No song conveys the fullness of this better than "Life In Marvelous Times." Mos Def relays the squalor of his childhood abode ("This is Bed-Stuy 82' / Ninth floor, three tiny rooms, one view"). And it seems things haven't changed: "Crash-landings routinely happen / some survive, others never rise from the ashes." Yet, despite it all, "this raw cold life is a beautiful thing." Finally, fatalistically, "we can't be alive in no time but now." The Ecstatic, it seems, is a force of transcendent joy and hope in a world gone wrong.

So how's the album? Oh yeah, it's good. Mos Def gets a lot of credit for being literate and talented - and it's deserved. But that praise ignores the confidence and relentlessness of his flow. He launches into "Priority" with short, fierce lines that have you invested before the track has barely begun: "Peace before everything / God before anything / Love before anything / Real before everything" - lyrics, that, in lesser hands, might come off as sissy or trite. There's a very real toughness to Mos Def, something that is easy to forget when he's off doing Michel Gondry film.
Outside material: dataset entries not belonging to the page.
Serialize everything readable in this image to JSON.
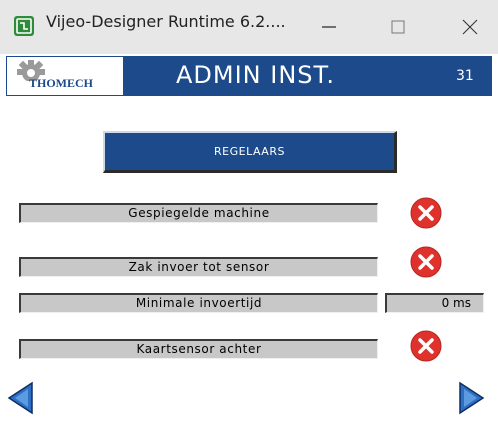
{
  "window": {
    "title": "Vijeo-Designer Runtime 6.2....",
    "minimize_glyph": "—",
    "maximize_glyph": "☐",
    "close_glyph": "✕"
  },
  "header": {
    "logo_text": "THOMECH",
    "title": "ADMIN INST.",
    "page_number": "31",
    "color": "#1c4a8a"
  },
  "regelaars_button": {
    "label": "REGELAARS"
  },
  "settings": [
    {
      "label": "Gespiegelde machine",
      "status_icon": "error-x-icon"
    },
    {
      "label": "Zak invoer tot sensor",
      "status_icon": "error-x-icon"
    },
    {
      "label": "Minimale invoertijd",
      "value": "0 ms"
    },
    {
      "label": "Kaartsensor achter",
      "status_icon": "error-x-icon"
    }
  ],
  "navigation": {
    "prev_icon": "left-arrow-icon",
    "next_icon": "right-arrow-icon"
  },
  "colors": {
    "status_error": "#e0322c",
    "accent": "#1c4a8a",
    "bar": "#c8c8c8"
  }
}
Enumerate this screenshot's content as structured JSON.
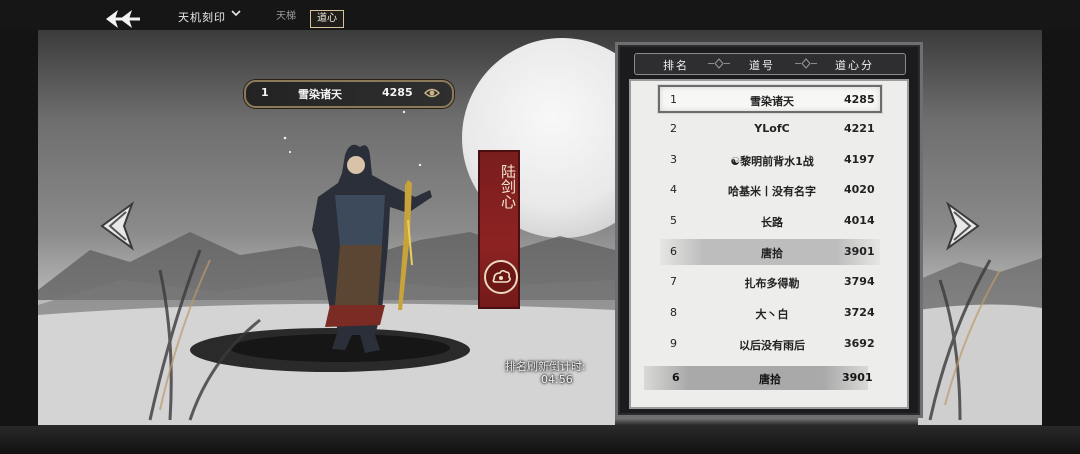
{
  "topbar": {
    "breadcrumb": "天机刻印",
    "tabs": [
      {
        "label": "天梯",
        "active": false
      },
      {
        "label": "道心",
        "active": true
      }
    ]
  },
  "selected_player": {
    "rank": "1",
    "name": "雪染诸天",
    "score": "4285"
  },
  "banner": {
    "title": "陆剑心"
  },
  "countdown": {
    "label": "排名刷新倒计时:",
    "time": "04:56"
  },
  "leaderboard": {
    "headers": {
      "rank": "排名",
      "name": "道号",
      "score": "道心分"
    },
    "rows": [
      {
        "rank": "1",
        "name": "雪染诸天",
        "score": "4285",
        "state": "selected"
      },
      {
        "rank": "2",
        "name": "YLofC",
        "score": "4221",
        "state": "normal"
      },
      {
        "rank": "3",
        "name": "☯黎明前背水1战",
        "score": "4197",
        "state": "normal"
      },
      {
        "rank": "4",
        "name": "哈基米丨没有名字",
        "score": "4020",
        "state": "normal"
      },
      {
        "rank": "5",
        "name": "长路",
        "score": "4014",
        "state": "normal"
      },
      {
        "rank": "6",
        "name": "唐拾",
        "score": "3901",
        "state": "highlight"
      },
      {
        "rank": "7",
        "name": "扎布多得勒",
        "score": "3794",
        "state": "normal"
      },
      {
        "rank": "8",
        "name": "大丶白",
        "score": "3724",
        "state": "normal"
      },
      {
        "rank": "9",
        "name": "以后没有雨后",
        "score": "3692",
        "state": "normal"
      }
    ],
    "self": {
      "rank": "6",
      "name": "唐拾",
      "score": "3901"
    }
  },
  "icons": {
    "back": "back-arrow-icon",
    "dropdown": "chevron-down-icon",
    "prev": "arrow-left-icon",
    "next": "arrow-right-icon",
    "chip_badge": "eye-emblem-icon",
    "banner_emblem": "cloud-emblem-icon"
  },
  "colors": {
    "banner": "#8d2323",
    "tab_active_border": "#d7c39a",
    "panel_bg": "#ededeb"
  }
}
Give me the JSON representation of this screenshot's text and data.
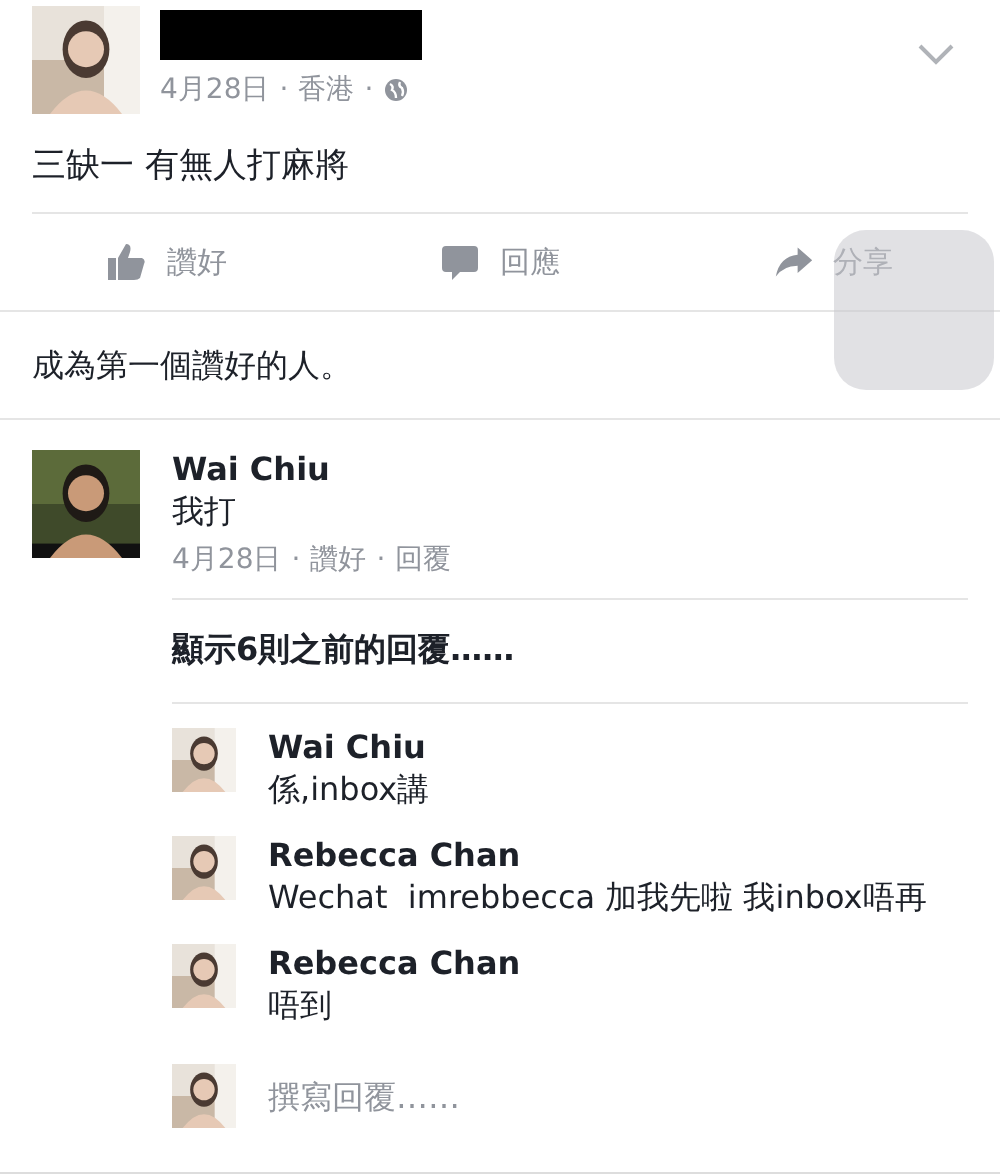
{
  "post": {
    "author": {
      "redacted": true
    },
    "meta": [
      "4月28日",
      "·",
      "香港",
      "·"
    ],
    "text": "三缺一 有無人打麻將"
  },
  "actions": [
    {
      "kind": "like",
      "label": "讚好"
    },
    {
      "kind": "comment",
      "label": "回應"
    },
    {
      "kind": "share",
      "label": "分享"
    }
  ],
  "likes_prompt": "成為第一個讚好的人。",
  "comment": {
    "author": "Wai Chiu",
    "text": "我打",
    "meta": [
      "4月28日",
      "·",
      "讚好",
      "·",
      "回覆"
    ]
  },
  "more_replies": "顯示6則之前的回覆……",
  "replies": [
    {
      "author": "Wai Chiu",
      "text": "係,inbox講"
    },
    {
      "author": "Rebecca Chan",
      "text": "Wechat  imrebbecca 加我先啦 我inbox唔再"
    },
    {
      "author": "Rebecca Chan",
      "text": "唔到"
    }
  ],
  "composer": {
    "placeholder": "撰寫回覆……"
  },
  "assistive_touch": true
}
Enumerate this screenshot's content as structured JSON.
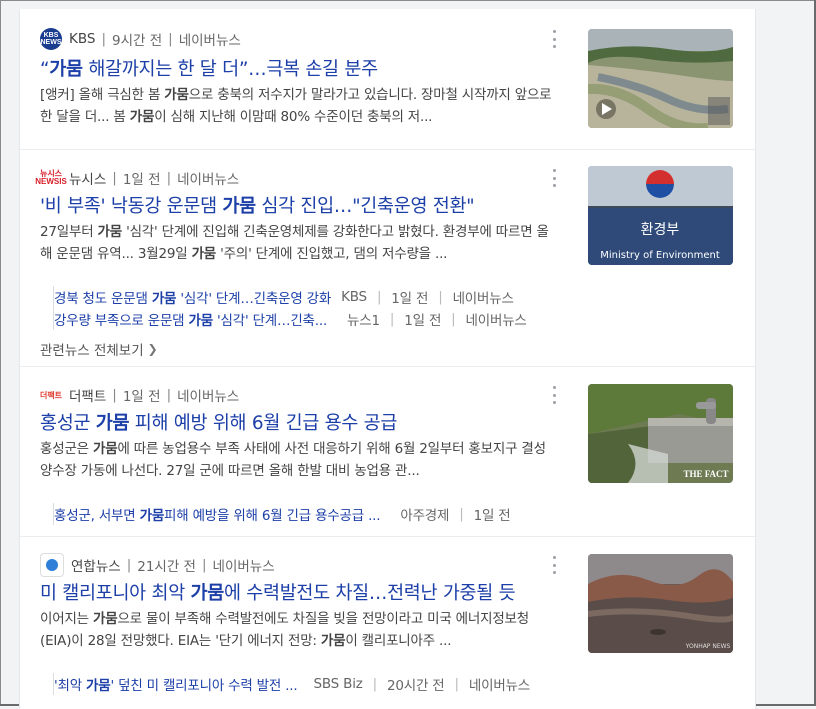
{
  "articles": [
    {
      "press": "KBS",
      "logo_text": "KBS NEWS",
      "time": "9시간 전",
      "source": "네이버뉴스",
      "title_parts": [
        "“",
        "가뭄",
        " 해갈까지는 한 달 더”…극복 손길 분주"
      ],
      "desc_parts": [
        "[앵커] 올해 극심한 봄 ",
        "가뭄",
        "으로 충북의 저수지가 말라가고 있습니다. 장마철 시작까지 앞으로 한 달을 더... 봄 ",
        "가뭄",
        "이 심해 지난해 이맘때 80% 수준이던 충북의 저..."
      ],
      "thumb_icon": "reservoir-aerial-image"
    },
    {
      "press": "뉴시스",
      "logo_text": "뉴시스",
      "time": "1일 전",
      "source": "네이버뉴스",
      "title_parts": [
        "'비 부족' 낙동강 운문댐 ",
        "가뭄",
        " 심각 진입…\"긴축운영 전환\""
      ],
      "desc_parts": [
        "27일부터 ",
        "가뭄",
        " '심각' 단계에 진입해 긴축운영체제를 강화한다고 밝혔다. 환경부에 따르면 올해 운문댐 유역... 3월29일 ",
        "가뭄",
        " '주의' 단계에 진입했고, 댐의 저수량을 ..."
      ],
      "thumb_text_main": "환경부",
      "thumb_text_sub": "Ministry of Environment",
      "sub_news": [
        {
          "title_parts": [
            "경북 청도 운문댐 ",
            "가뭄",
            " '심각' 단계…긴축운영 강화"
          ],
          "press": "KBS",
          "time": "1일 전",
          "source": "네이버뉴스"
        },
        {
          "title_parts": [
            "강우량 부족으로 운문댐 ",
            "가뭄",
            " '심각' 단계…긴축..."
          ],
          "press": "뉴스1",
          "time": "1일 전",
          "source": "네이버뉴스"
        }
      ],
      "related_label": "관련뉴스 전체보기"
    },
    {
      "press": "더팩트",
      "logo_text": "더팩트",
      "time": "1일 전",
      "source": "네이버뉴스",
      "title_parts": [
        "홍성군 ",
        "가뭄",
        " 피해 예방 위해 6월 긴급 용수 공급"
      ],
      "desc_parts": [
        "홍성군은 ",
        "가뭄",
        "에 따른 농업용수 부족 사태에 사전 대응하기 위해 6월 2일부터 홍보지구 결성양수장 가동에 나선다. 27일 군에 따르면 올해 한발 대비 농업용 관..."
      ],
      "thumb_text": "THE FACT",
      "sub_news": [
        {
          "title_parts": [
            "홍성군, 서부면 ",
            "가뭄",
            "피해 예방을 위해 6월 긴급 용수공급 ..."
          ],
          "press": "아주경제",
          "time": "1일 전",
          "source": ""
        }
      ]
    },
    {
      "press": "연합뉴스",
      "logo_text": "",
      "time": "21시간 전",
      "source": "네이버뉴스",
      "title_parts": [
        "미 캘리포니아 최악 ",
        "가뭄",
        "에 수력발전도 차질…전력난 가중될 듯"
      ],
      "desc_parts": [
        "이어지는 ",
        "가뭄",
        "으로 물이 부족해 수력발전에도 차질을 빚을 전망이라고 미국 에너지정보청(EIA)이 28일 전망했다. EIA는 '단기 에너지 전망: ",
        "가뭄",
        "이 캘리포니아주 ..."
      ],
      "thumb_text": "YONHAP NEWS",
      "sub_news": [
        {
          "title_parts": [
            "'최악 ",
            "가뭄",
            "' 덮친 미 캘리포니아 수력 발전 ..."
          ],
          "press": "SBS Biz",
          "time": "20시간 전",
          "source": "네이버뉴스"
        }
      ]
    }
  ],
  "colors": {
    "title_link": "#1c3fa8",
    "divider": "#ebedf0",
    "background": "#f2f3f5"
  }
}
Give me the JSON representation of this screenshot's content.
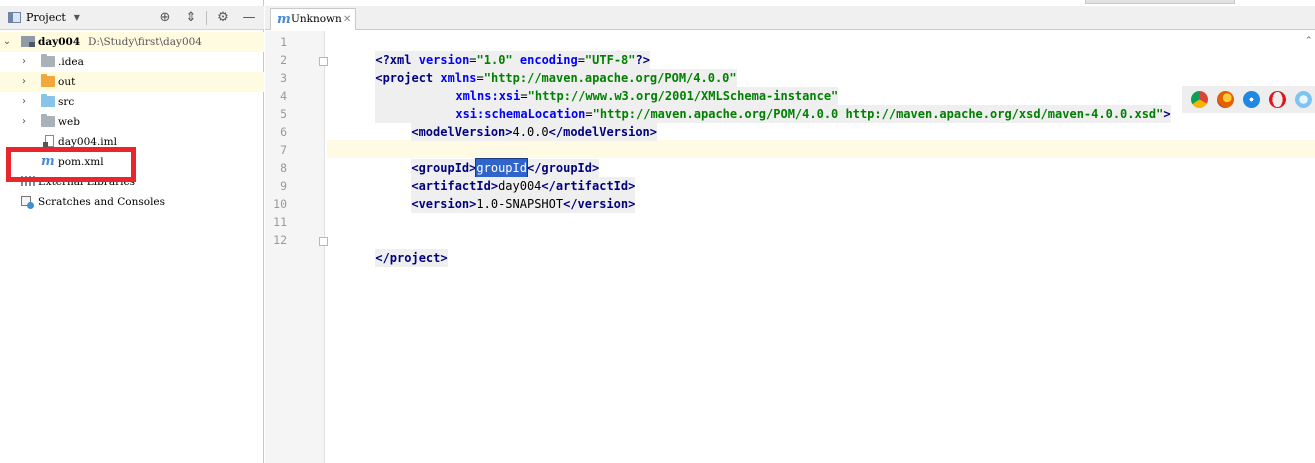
{
  "project_panel": {
    "title": "Project",
    "tree": [
      {
        "label": "day004",
        "path": "D:\\Study\\first\\day004",
        "icon": "module-folder-icon",
        "expanded": true
      },
      {
        "label": ".idea",
        "icon": "folder-icon"
      },
      {
        "label": "out",
        "icon": "folder-icon"
      },
      {
        "label": "src",
        "icon": "folder-icon"
      },
      {
        "label": "web",
        "icon": "folder-icon"
      },
      {
        "label": "day004.iml",
        "icon": "iml-file-icon"
      },
      {
        "label": "pom.xml",
        "icon": "maven-file-icon"
      },
      {
        "label": "External Libraries",
        "icon": "libraries-icon"
      },
      {
        "label": "Scratches and Consoles",
        "icon": "scratches-icon"
      }
    ]
  },
  "editor": {
    "tab": {
      "label": "Unknown",
      "icon": "maven-file-icon"
    },
    "line_numbers": [
      "1",
      "2",
      "3",
      "4",
      "5",
      "6",
      "7",
      "8",
      "9",
      "10",
      "11",
      "12"
    ],
    "code": {
      "l1": {
        "open": "<?xml ",
        "a1": "version",
        "eq1": "=",
        "v1": "\"1.0\"",
        "sp": " ",
        "a2": "encoding",
        "eq2": "=",
        "v2": "\"UTF-8\"",
        "close": "?>"
      },
      "l2": {
        "open": "<project ",
        "attr": "xmlns",
        "eq": "=",
        "val": "\"http://maven.apache.org/POM/4.0.0\""
      },
      "l3": {
        "attr": "xmlns:xsi",
        "eq": "=",
        "val": "\"http://www.w3.org/2001/XMLSchema-instance\""
      },
      "l4": {
        "attr": "xsi:schemaLocation",
        "eq": "=",
        "val": "\"http://maven.apache.org/POM/4.0.0 http://maven.apache.org/xsd/maven-4.0.0.xsd\"",
        "close": ">"
      },
      "l5": {
        "open": "<modelVersion>",
        "text": "4.0.0",
        "close": "</modelVersion>"
      },
      "l7": {
        "open": "<groupId>",
        "text": "groupId",
        "close": "</groupId>"
      },
      "l8": {
        "open": "<artifactId>",
        "text": "day004",
        "close": "</artifactId>"
      },
      "l9": {
        "open": "<version>",
        "text": "1.0-SNAPSHOT",
        "close": "</version>"
      },
      "l12": {
        "close": "</project>"
      }
    },
    "browser_icons": [
      "chrome-icon",
      "firefox-icon",
      "safari-icon",
      "opera-icon",
      "ie-icon",
      "edge-icon"
    ]
  },
  "colors": {
    "highlight_box": "#e8262b",
    "selection": "#2f65ca",
    "tag": "#000080",
    "attribute": "#0000ff",
    "value": "#008000"
  }
}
The beats, particularly the sizzling guitar line in opener "Supermagic" provide a diverse, interesting style for Mos Def to spit over.

The album's not flawless - you have to admire the chutzpah to sing / rap in Spanish, but I'm probably going to skip "No Hay Nada Mas" the next five times it comes up on shuffle. "Roses" is a little sleepy. And "Workman's Comp" - what's going on with the accent there? Still, this is a solid album - very listenable, and with some meat as well. May The Ecstatic be with you.

Buy it from Amazon (MP3 Format)
Mos Def Site

No comments: